The Brain and Biopsychology

THE BRAIN AND BIOPSYCHOLOGY 4

TheBrain and Biopsychology

TheBrain and Biopsychology

Tounderstand the dynamics of the brain and the mind, it is important toknow its regions and their functionalities. The cerebrum is the partresponsible for controlling movement. The cerebrum through cerebralcortex also performs the memory function and analyzing the sensorydata. It also believed to make decisions and form thoughts (Freeberg,2009).The left hemisphere is the region where information is interpretedlogically and languages are formulated alongside production ofsymbolic information. The right hemisphere region is responsible forthe multi-sensory, especially the visual processing skills (Breedloveet al, 2007).The cerebellum part is responsible for controlling balance and thecoordination functions of the brain. The brain stem connects thebrain with the spinal cord and is responsible for controllingbreathing, heart rate, blood pressure and digestion among otherautomatic processes of the body (Freeberg,2009).

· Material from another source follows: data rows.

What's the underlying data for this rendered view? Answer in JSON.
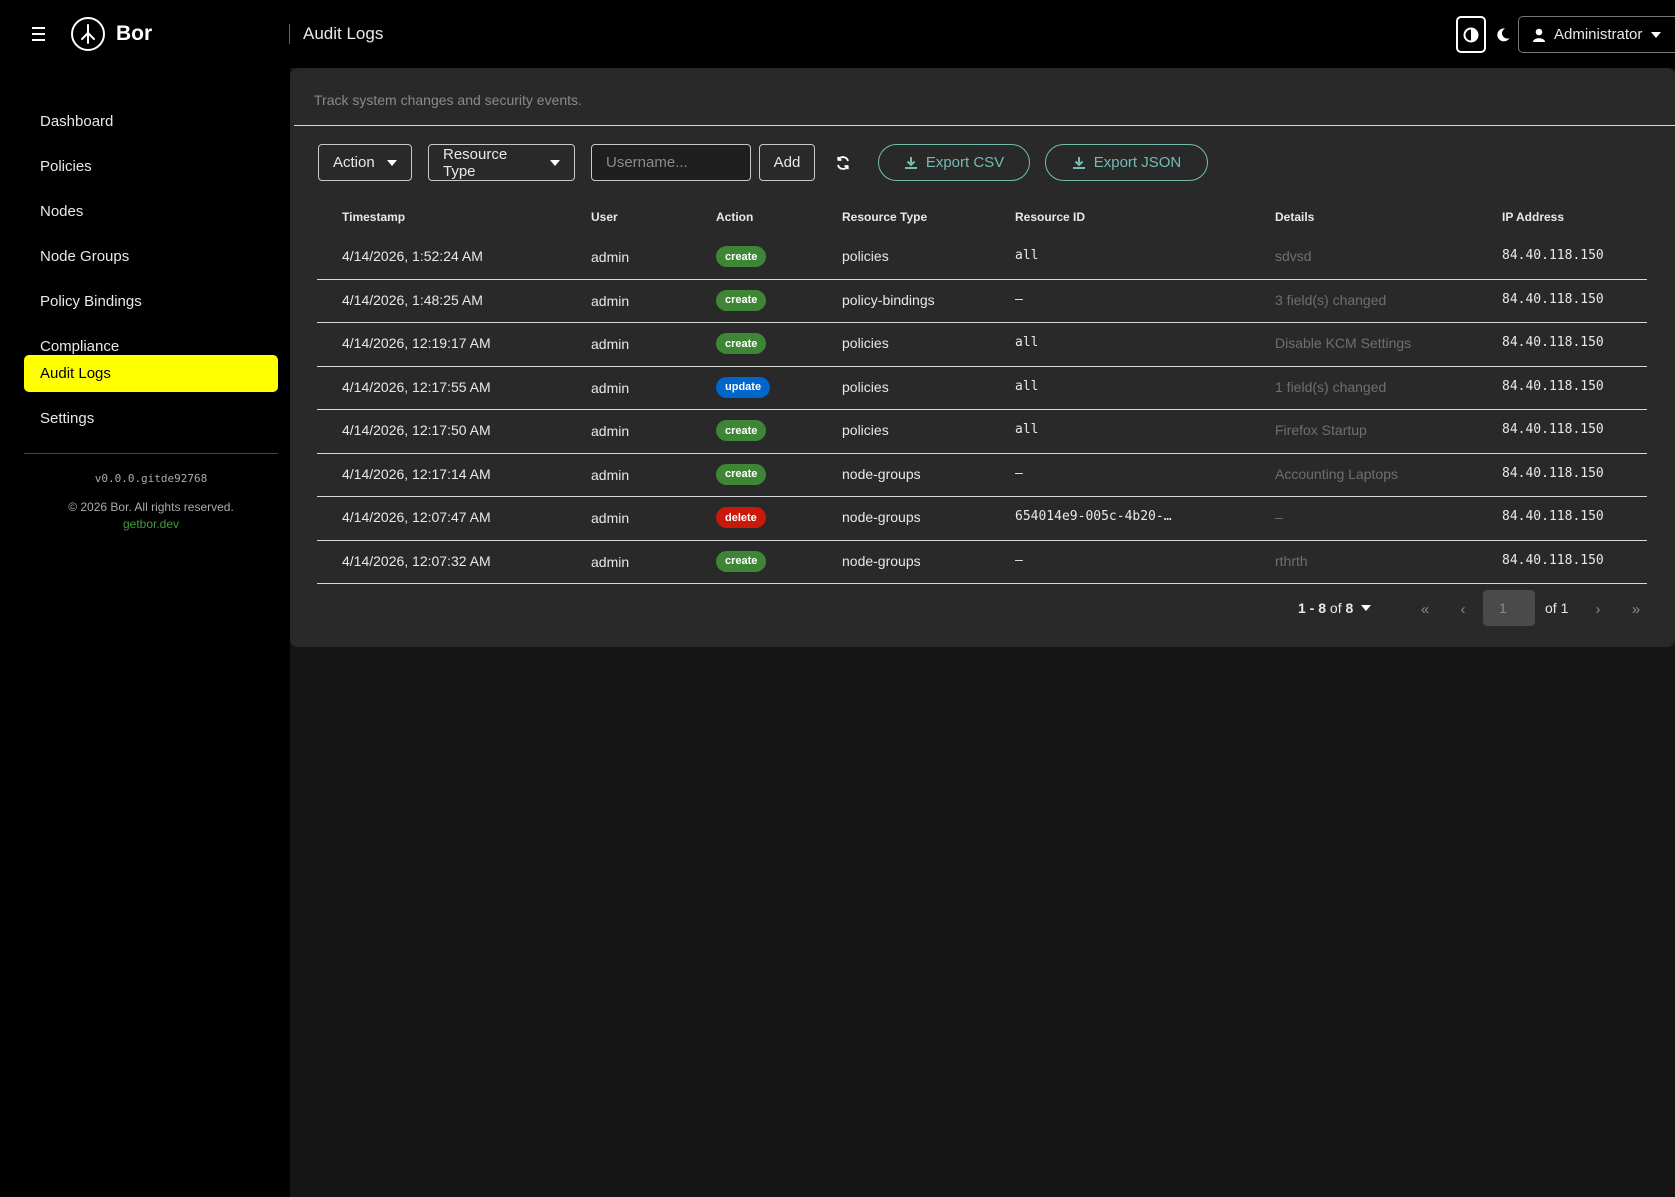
{
  "app": {
    "name": "Bor",
    "page_title": "Audit Logs"
  },
  "header": {
    "user_label": "Administrator"
  },
  "sidebar": {
    "items": [
      {
        "label": "Dashboard",
        "active": false
      },
      {
        "label": "Policies",
        "active": false
      },
      {
        "label": "Nodes",
        "active": false
      },
      {
        "label": "Node Groups",
        "active": false
      },
      {
        "label": "Policy Bindings",
        "active": false
      },
      {
        "label": "Compliance",
        "active": false
      },
      {
        "label": "Audit Logs",
        "active": true
      },
      {
        "label": "Settings",
        "active": false
      }
    ],
    "version": "v0.0.0.gitde92768",
    "copyright": "© 2026 Bor. All rights reserved.",
    "link": "getbor.dev"
  },
  "main": {
    "description": "Track system changes and security events.",
    "filters": {
      "action_label": "Action",
      "resource_type_label": "Resource Type",
      "username_placeholder": "Username...",
      "add_label": "Add",
      "export_csv_label": "Export CSV",
      "export_json_label": "Export JSON"
    },
    "columns": [
      "Timestamp",
      "User",
      "Action",
      "Resource Type",
      "Resource ID",
      "Details",
      "IP Address"
    ],
    "rows": [
      {
        "timestamp": "4/14/2026, 1:52:24 AM",
        "user": "admin",
        "action": "create",
        "resource_type": "policies",
        "resource_id": "all",
        "details": "sdvsd",
        "ip": "84.40.118.150"
      },
      {
        "timestamp": "4/14/2026, 1:48:25 AM",
        "user": "admin",
        "action": "create",
        "resource_type": "policy-bindings",
        "resource_id": "–",
        "details": "3 field(s) changed",
        "ip": "84.40.118.150"
      },
      {
        "timestamp": "4/14/2026, 12:19:17 AM",
        "user": "admin",
        "action": "create",
        "resource_type": "policies",
        "resource_id": "all",
        "details": "Disable KCM Settings",
        "ip": "84.40.118.150"
      },
      {
        "timestamp": "4/14/2026, 12:17:55 AM",
        "user": "admin",
        "action": "update",
        "resource_type": "policies",
        "resource_id": "all",
        "details": "1 field(s) changed",
        "ip": "84.40.118.150"
      },
      {
        "timestamp": "4/14/2026, 12:17:50 AM",
        "user": "admin",
        "action": "create",
        "resource_type": "policies",
        "resource_id": "all",
        "details": "Firefox Startup",
        "ip": "84.40.118.150"
      },
      {
        "timestamp": "4/14/2026, 12:17:14 AM",
        "user": "admin",
        "action": "create",
        "resource_type": "node-groups",
        "resource_id": "–",
        "details": "Accounting Laptops",
        "ip": "84.40.118.150"
      },
      {
        "timestamp": "4/14/2026, 12:07:47 AM",
        "user": "admin",
        "action": "delete",
        "resource_type": "node-groups",
        "resource_id": "654014e9-005c-4b20-…",
        "details": "–",
        "ip": "84.40.118.150"
      },
      {
        "timestamp": "4/14/2026, 12:07:32 AM",
        "user": "admin",
        "action": "create",
        "resource_type": "node-groups",
        "resource_id": "–",
        "details": "rthrth",
        "ip": "84.40.118.150"
      }
    ],
    "pagination": {
      "range": "1 - 8",
      "of_word": "of",
      "total": "8",
      "current_page": "1",
      "of_pages": "of 1"
    }
  },
  "colors": {
    "active_nav": "#ffff00",
    "create": "#3e8635",
    "update": "#0066cc",
    "delete": "#c9190b",
    "export_accent": "#73bcb0",
    "link": "#3f9c35"
  }
}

Themind-brain problem is a problem of understanding the mind and thenature of consciousness. While the brain is not identical to themind, its activities are linked with the nature of consciousness thatis enhanced by the mind (Freeberg,2009).This is the basis of the debate that monists believe that the mindand the brain is the same thing, while dualists assert that the twoare different. In this debate, I take a dualist view that the mindand the brain are different in existence. This is because I believein the Mind/Brain theory. According to the Mind/Brain Identitytheory, the processes of the mind are the same with the nature ofconsciousness and processes of the mind (Freeberg,2009).However, I believe that the two are not identical.

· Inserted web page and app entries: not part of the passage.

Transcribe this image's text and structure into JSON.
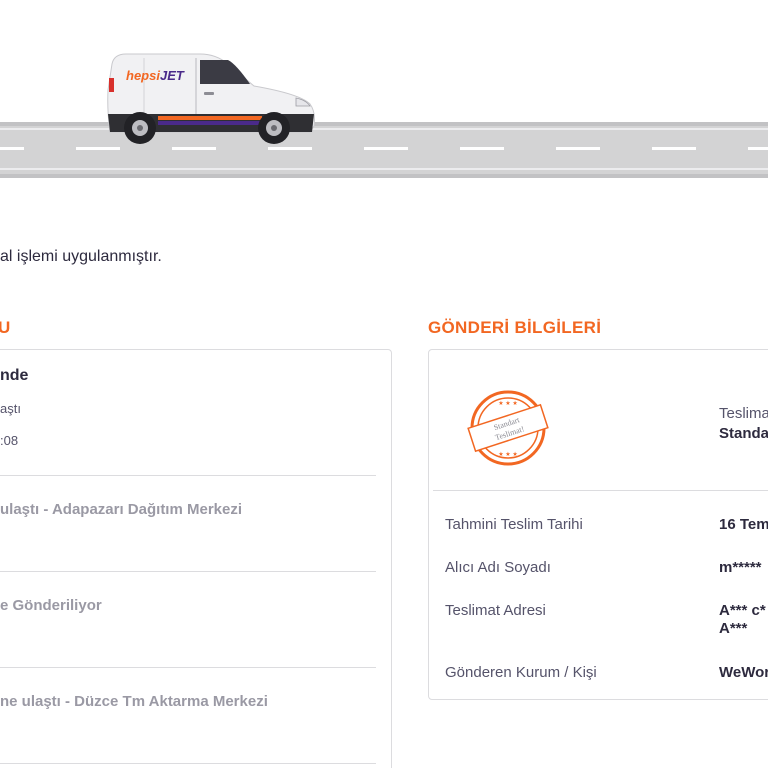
{
  "hero": {
    "van_brand": "hepsiJET",
    "van_brand_parts": {
      "first": "hepsi",
      "second": "JET"
    },
    "brand_colors": {
      "orange": "#f26722",
      "purple": "#4a2a8a"
    }
  },
  "notice": "al işlemi uygulanmıştır.",
  "tracking": {
    "section_title": "U",
    "current_status": {
      "title": "nde",
      "subtitle": "aştı",
      "time": ":08"
    },
    "history": [
      {
        "text": "ulaştı - Adapazarı Dağıtım Merkezi"
      },
      {
        "text": "e Gönderiliyor"
      },
      {
        "text": "ne ulaştı - Düzce Tm Aktarma Merkezi"
      }
    ]
  },
  "shipment": {
    "section_title": "GÖNDERİ BİLGİLERİ",
    "stamp_text": {
      "line1": "Standart",
      "line2": "Teslimat!"
    },
    "delivery_type_label": "Teslima",
    "delivery_type_value": "Standa",
    "rows": [
      {
        "label": "Tahmini Teslim Tarihi",
        "value": "16 Tem"
      },
      {
        "label": "Alıcı Adı Soyadı",
        "value": "m*****"
      },
      {
        "label": "Teslimat Adresi",
        "value": "A*** c*",
        "value2": "A***"
      },
      {
        "label": "Gönderen Kurum / Kişi",
        "value": "WeWor"
      }
    ]
  }
}
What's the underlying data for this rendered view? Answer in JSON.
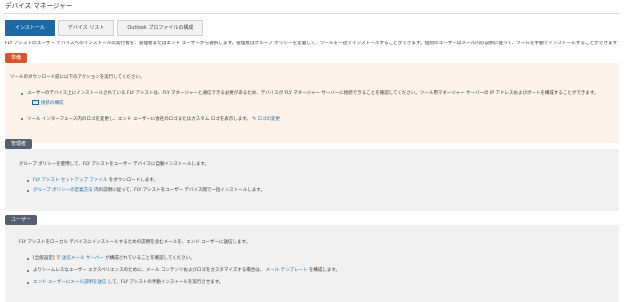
{
  "page": {
    "title": "デバイス マネージャー"
  },
  "tabs": [
    {
      "label": "インストール",
      "active": true
    },
    {
      "label": "デバイス リスト",
      "active": false
    },
    {
      "label": "Outlook プロファイルの構成",
      "active": false
    }
  ],
  "intro": "FLY アシストのユーザー デバイスへのインストールの実行者を、管理者またはエンド ユーザーから選択します。管理者はグループ ポリシーを定義して、ツールを一括でインストールすることができます。個別のユーザーはメール内の説明に従って、ツールを手動でインストールすることができます。",
  "sections": {
    "prep": {
      "label": "準備",
      "heading": "ツールのダウンロード前に以下のアクションを実行してください。",
      "bullet1": "ユーザーのデバイス上にインストールされている FLY アシストは、FLY マネージャーと通信できる必要があるため、デバイスが FLY マネージャー サーバーに接続できることを確認してください。ツール用マネージャー サーバーの IP アドレスおよびポートを構成することができます。",
      "connection_link": "接続の構成",
      "bullet2": "ツール インターフェース内のロゴを変更し、エンド ユーザーに会社のロゴまたはカスタム ロゴを表示します。",
      "logo_link": "ロゴの変更"
    },
    "admin": {
      "label": "管理者",
      "heading": "グループ ポリシーを使用して、FLY アシストをユーザー デバイスに自動インストールします。",
      "bullet1_link": "FLY アシスト セットアップ ファイル",
      "bullet1_text": "をダウンロードします。",
      "bullet2_link": "グループ ポリシーの定義方法",
      "bullet2_text": "内の説明に従って、FLY アシストをユーザー デバイス間で一括インストールします。"
    },
    "user": {
      "label": "ユーザー",
      "heading": "FLY アシストをローカル デバイスにインストールするための説明を含むメールを、エンド ユーザーに送信します。",
      "bullet1_pre": "[全般設定] で",
      "bullet1_link": "送信メール サーバー",
      "bullet1_post": "が構成されていることを確認してください。",
      "bullet2_pre": "よりシームレスなユーザー エクスペリエンスのために、メール コンテンツおよびロゴをカスタマイズする場合は、",
      "bullet2_link": "メール テンプレート",
      "bullet2_post": "を構成します。",
      "bullet3_link": "エンド ユーザーにメール説明を送信",
      "bullet3_post": "して、FLY アシストの手動インストールを実行させます。"
    }
  }
}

Toexplore and understand the brain functions its processes, there aredifferent research tools and methods that have been used. One of themethods is lesions, which involves the destruction or removal of theparts of the brain. By removing certain parts, scientists learn whatfunction they carry (Weathingtonet al, 2010).Another method is the use of imaging equipment to map out thedifferent parts of the brain. Some of the imaging solutions used are,the ComputerizedAxial Tomography(CT) scan, Magnetic Resonance Imaging (MRI), Functional MRI and thePositronEmission Tomography (PET) scan(Weathingtonet al, 2010).Inaddition, another method used is theElectroencephalogram,EEG, which involves analysis of the electric activity of the brain(Weathingtonet al, 2010).

Togain the knowledge about the brain that is known to date, there arevarious research methods that are employed. One of the methodologiesis experimenting method. This involves disabling or limiting theneural function to study the biological and behavioral processes thatare affected (Weathingtonet al, 2010).The other methodology used is observation method that involvesobserving, recording and analyzing the behavior of the subject beingstudied. Moreover, research methods use genetic techniques that seekto infer the genetic aspects of the biological psychology(Weathingtonet al, 2010).

Inconnection with the research about the brain and studyingbiopsychology, there are fundamental ethical concerns. One of theethical concerns is the destruction of some parts of the brain of thesubject to study its brain (Bernat,2008).Some animals used in the study such as rats have their partscompletely destroyed in order to study the functions of the brainparts destroyed. Another ethical concern is that the studies done onanimals are used to generalize the knowledge to include people as ifthe two subjects were equal (Bernat,2008).Moreover, people have argued about the need to understand the brainfunctions and questioned the methods used as if the research was ofreal necessity.

References

Bernat,L. (2008). EthicalIssuesin Neurology.Philadelphia: Lippincott Williams &amp Wilkins

Breedlove,M.S, Rosenzweig,M. &amp&nbspWatson, N. (2007). BiologicalPsychology: An Introduction to Behavioral and Cognitive Neuroscience.Sunderland,Ma: SinauerAssociates, Inc.

Freeberg,L. (2009). DiscoveringBiological Psychology.London: Cengage Learning

Weathington,B.L., Cunningham, C.J.L., &amp Pittenger, D.P. (2010).&nbspResearchMethods for the Behavioral and Social Sciences.Hoboken, NJ: John Wiley &amp Sons, Inc.